First, the superficial: 12 consecutive All-Star selections, 10 Gold Gloves at second base, 4 Silver Sluggers. He was also the 1992 ALCS MVP (.423, 2 HR, 4 RBI). Overall, he hit .313 in 58 postseason games with 33 RBI and 20 steals.
The more substantial stats: Over 17 seasons, Roberto hit .300 with a .371 on-base percentage. He scored 1,508 runs and amassed 2,724 hits (only 50 players have more). 504 doubles (44th all-time), 210 home runs, 1,134 RBI, and 474 steals (40th all-time).
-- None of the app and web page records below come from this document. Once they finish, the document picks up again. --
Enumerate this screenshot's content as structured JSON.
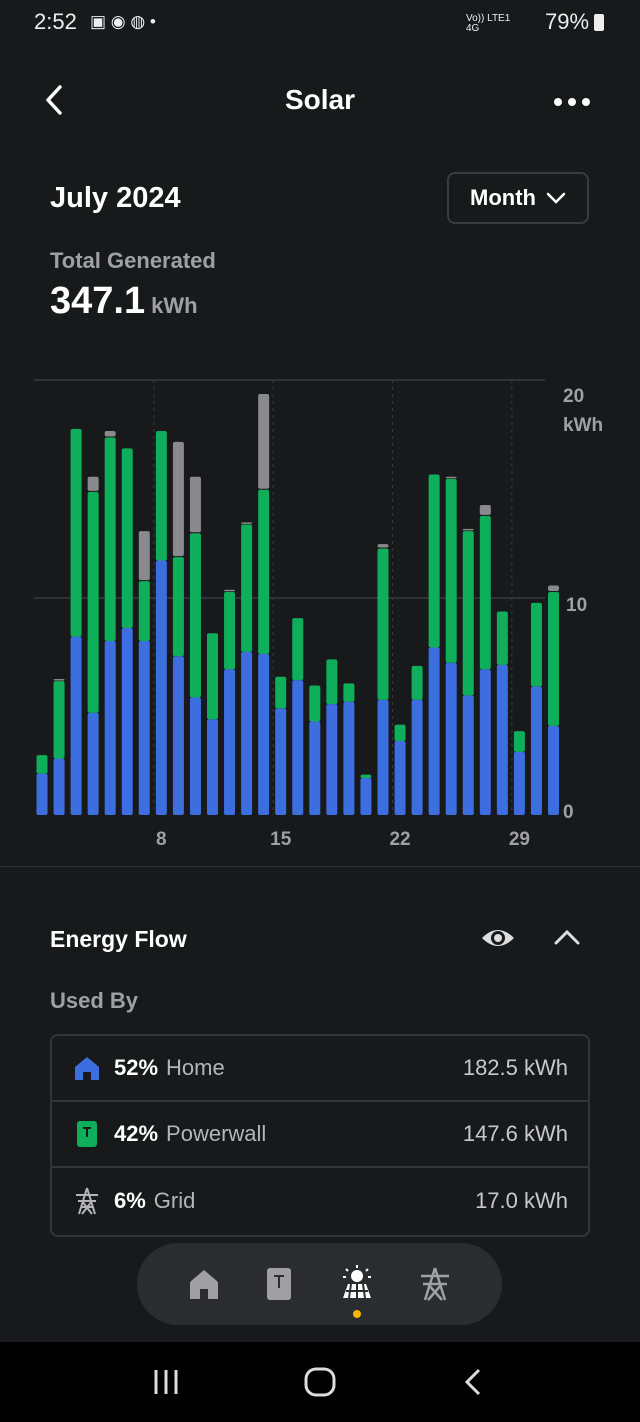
{
  "status_bar": {
    "time": "2:52",
    "network": "Vo)) LTE1 4G",
    "battery": "79%"
  },
  "header": {
    "title": "Solar",
    "back_icon": "chevron-left-icon",
    "more_icon": "more-horizontal-icon"
  },
  "period": {
    "label": "July 2024",
    "selector_value": "Month"
  },
  "total": {
    "label": "Total Generated",
    "value": "347.1",
    "unit": "kWh"
  },
  "chart_data": {
    "type": "bar",
    "stacked": true,
    "x": [
      1,
      2,
      3,
      4,
      5,
      6,
      7,
      8,
      9,
      10,
      11,
      12,
      13,
      14,
      15,
      16,
      17,
      18,
      19,
      20,
      21,
      22,
      23,
      24,
      25,
      26,
      27,
      28,
      29,
      30,
      31
    ],
    "x_tick_labels": [
      "8",
      "15",
      "22",
      "29"
    ],
    "y_tick_labels": [
      "0",
      "10",
      "20"
    ],
    "yunit": "kWh",
    "ylim": [
      0,
      20
    ],
    "grid": true,
    "series": [
      {
        "color": "#3d6ee0",
        "values": [
          1.9,
          2.6,
          8.2,
          4.7,
          8.0,
          8.6,
          8.0,
          11.7,
          7.3,
          5.4,
          4.4,
          6.7,
          7.5,
          7.4,
          4.9,
          6.2,
          4.3,
          5.1,
          5.2,
          1.7,
          5.3,
          3.4,
          5.3,
          7.7,
          7.0,
          5.5,
          6.7,
          6.9,
          2.9,
          5.9,
          4.1
        ]
      },
      {
        "color": "#0fae5a",
        "values": [
          0.9,
          3.6,
          9.6,
          10.2,
          9.4,
          8.3,
          2.8,
          6.0,
          4.6,
          7.6,
          4.0,
          3.6,
          5.9,
          7.6,
          1.5,
          2.9,
          1.7,
          2.1,
          0.9,
          0.2,
          7.0,
          0.8,
          1.6,
          8.0,
          8.5,
          7.6,
          7.1,
          2.5,
          1.0,
          3.9,
          6.2
        ]
      },
      {
        "color": "#8a8a8e",
        "values": [
          0,
          0.1,
          0,
          0.7,
          0.3,
          0,
          2.3,
          0,
          5.3,
          2.6,
          0,
          0.1,
          0.1,
          4.4,
          0,
          0,
          0,
          0,
          0,
          0,
          0.2,
          0,
          0,
          0,
          0.1,
          0.1,
          0.5,
          0,
          0,
          0,
          0.3
        ]
      }
    ]
  },
  "energy_flow": {
    "title": "Energy Flow",
    "used_by_label": "Used By",
    "items": [
      {
        "icon": "home-icon",
        "color": "#3d6ee0",
        "percent": "52%",
        "name": "Home",
        "value": "182.5 kWh"
      },
      {
        "icon": "powerwall-icon",
        "color": "#0fae5a",
        "percent": "42%",
        "name": "Powerwall",
        "value": "147.6 kWh"
      },
      {
        "icon": "grid-tower-icon",
        "color": "#b5b5b9",
        "percent": "6%",
        "name": "Grid",
        "value": "17.0 kWh"
      }
    ]
  },
  "bottom_nav": {
    "items": [
      "home-icon",
      "powerwall-icon",
      "solar-icon",
      "grid-tower-icon"
    ],
    "active": "solar-icon",
    "indicator_color": "#f5b400"
  }
}
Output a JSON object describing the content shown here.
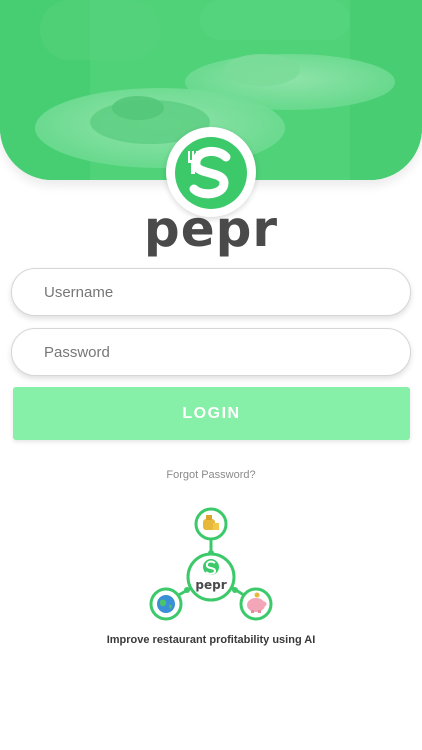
{
  "colors": {
    "brand_green": "#3cc96a",
    "login_button": "#86efa8",
    "brand_text": "#4a4a4a"
  },
  "header": {
    "image": "restaurant-plates-photo",
    "logo_icon": "pepr-fork-s-logo-icon"
  },
  "brand": {
    "name": "pepr"
  },
  "login_form": {
    "username_placeholder": "Username",
    "password_placeholder": "Password",
    "login_label": "LOGIN",
    "forgot_label": "Forgot Password?"
  },
  "illustration": {
    "center_label": "pepr",
    "icons": [
      "money-bag-icon",
      "globe-icon",
      "piggy-bank-icon"
    ]
  },
  "tagline": "Improve restaurant profitability using AI"
}
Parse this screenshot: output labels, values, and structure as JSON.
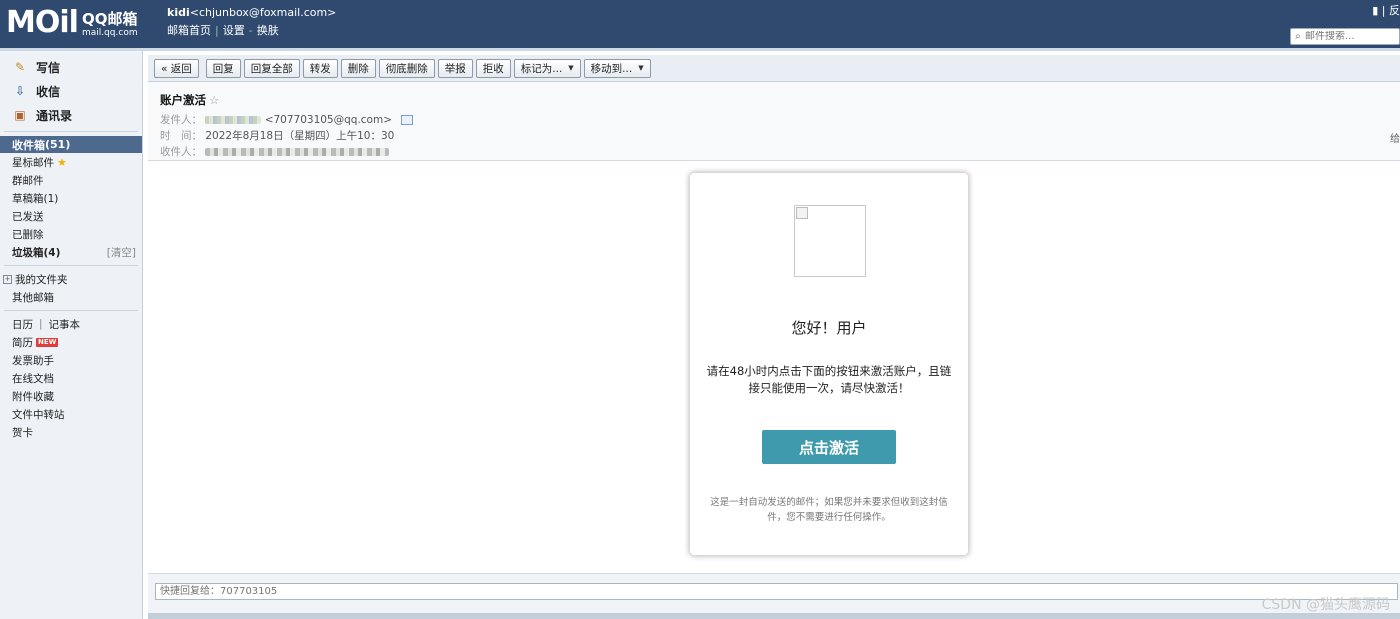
{
  "header": {
    "logo_text": "MOil",
    "logo_brand": "QQ邮箱",
    "logo_url": "mail.qq.com",
    "user_name": "kidi",
    "user_email": "<chjunbox@foxmail.com>",
    "links": [
      "邮箱首页",
      "设置",
      "换肤"
    ],
    "top_right": "反",
    "search_placeholder": "邮件搜索..."
  },
  "sidebar": {
    "compose": [
      {
        "label": "写信",
        "icon": "pencil-note-icon"
      },
      {
        "label": "收信",
        "icon": "inbox-tray-icon"
      },
      {
        "label": "通讯录",
        "icon": "address-book-icon"
      }
    ],
    "inbox": {
      "label": "收件箱",
      "count": "(51)"
    },
    "folders": {
      "starred": "星标邮件",
      "group": "群邮件",
      "drafts": "草稿箱(1)",
      "sent": "已发送",
      "deleted": "已删除",
      "spam": "垃圾箱(4)",
      "spam_clear": "[清空]"
    },
    "my_folders": "我的文件夹",
    "other_mailbox": "其他邮箱",
    "tools": {
      "calendar": "日历",
      "notes": "记事本",
      "resume": "简历",
      "new_badge": "NEW",
      "invoice": "发票助手",
      "online_docs": "在线文档",
      "attachments": "附件收藏",
      "file_transfer": "文件中转站",
      "greeting_card": "贺卡"
    }
  },
  "toolbar": {
    "back": "« 返回",
    "reply": "回复",
    "reply_all": "回复全部",
    "forward": "转发",
    "delete": "删除",
    "delete_perm": "彻底删除",
    "report": "举报",
    "reject": "拒收",
    "mark_as": "标记为...",
    "move_to": "移动到..."
  },
  "mail": {
    "subject": "账户激活",
    "star": "☆",
    "from_label": "发件人：",
    "from_email": "<707703105@qq.com>",
    "time_label": "时　间：",
    "time_value": "2022年8月18日（星期四）上午10：30",
    "to_label": "收件人：",
    "edge_char": "给"
  },
  "card": {
    "greeting": "您好！用户",
    "message": "请在48小时内点击下面的按钮来激活账户，且链接只能使用一次，请尽快激活！",
    "button": "点击激活",
    "footnote": "这是一封自动发送的邮件；如果您并未要求但收到这封信件，您不需要进行任何操作。",
    "button_color": "#3f9aae"
  },
  "quick_reply": {
    "placeholder": "快捷回复给：707703105"
  },
  "watermark": "CSDN @猫头鹰源码",
  "colors": {
    "header_bg": "#2f4a6e",
    "active_folder_bg": "#4d6a8e",
    "sidebar_bg": "#eef2f7"
  }
}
Simply put, Roberto Alomar was the best second baseman of the 1990s. It seems like his career ended abruptly, as his production fell of at age 34 and he was retired by 36. I hope that the voters won't fixate on his sudden decline, his failure to reach 3,000 hits (which is just a more or less arbitrary round number), and his repellent personality. To varying degrees of severity, these are all things that will be considered, but I think his consistently high level of play for a dozen years should win out.